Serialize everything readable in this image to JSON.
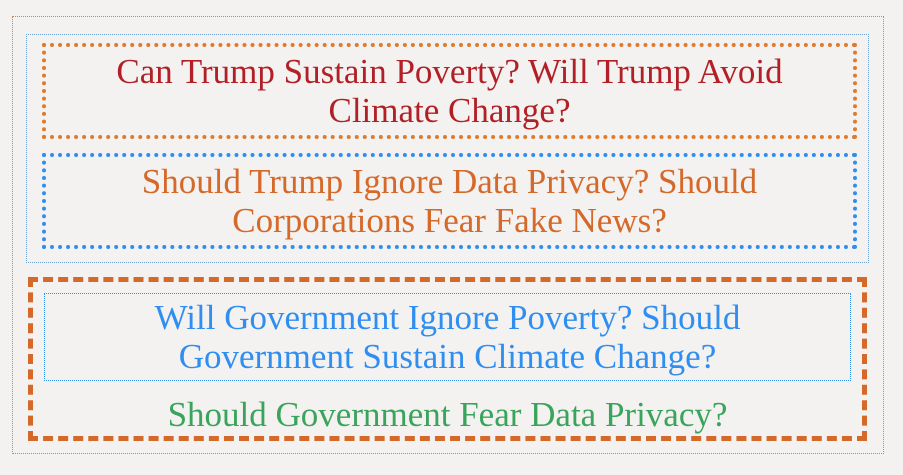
{
  "boxes": [
    {
      "line1": "Can Trump Sustain Poverty? Will Trump Avoid",
      "line2": "Climate Change?"
    },
    {
      "line1": "Should Trump Ignore Data Privacy? Should",
      "line2": "Corporations Fear Fake News?"
    },
    {
      "line1": "Will Government Ignore Poverty? Should",
      "line2": "Government Sustain Climate Change?"
    },
    {
      "line1": "Should Government Fear Data Privacy?"
    }
  ],
  "colors": {
    "background": "#f4f2f0",
    "dark_red": "#b22027",
    "orange": "#d4692a",
    "blue": "#2f8ef0",
    "green": "#3aa35c"
  }
}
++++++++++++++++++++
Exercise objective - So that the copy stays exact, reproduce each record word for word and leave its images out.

Expected output -
Serialize everything readable in this image to JSON.
{
  "boxes": [
    {
      "line1": "Can Trump Sustain Poverty? Will Trump Avoid",
      "line2": "Climate Change?"
    },
    {
      "line1": "Should Trump Ignore Data Privacy? Should",
      "line2": "Corporations Fear Fake News?"
    },
    {
      "line1": "Will Government Ignore Poverty? Should",
      "line2": "Government Sustain Climate Change?"
    },
    {
      "line1": "Should Government Fear Data Privacy?"
    }
  ],
  "colors": {
    "background": "#f4f2f0",
    "dark_red": "#b22027",
    "orange": "#d4692a",
    "blue": "#2f8ef0",
    "green": "#3aa35c"
  }
}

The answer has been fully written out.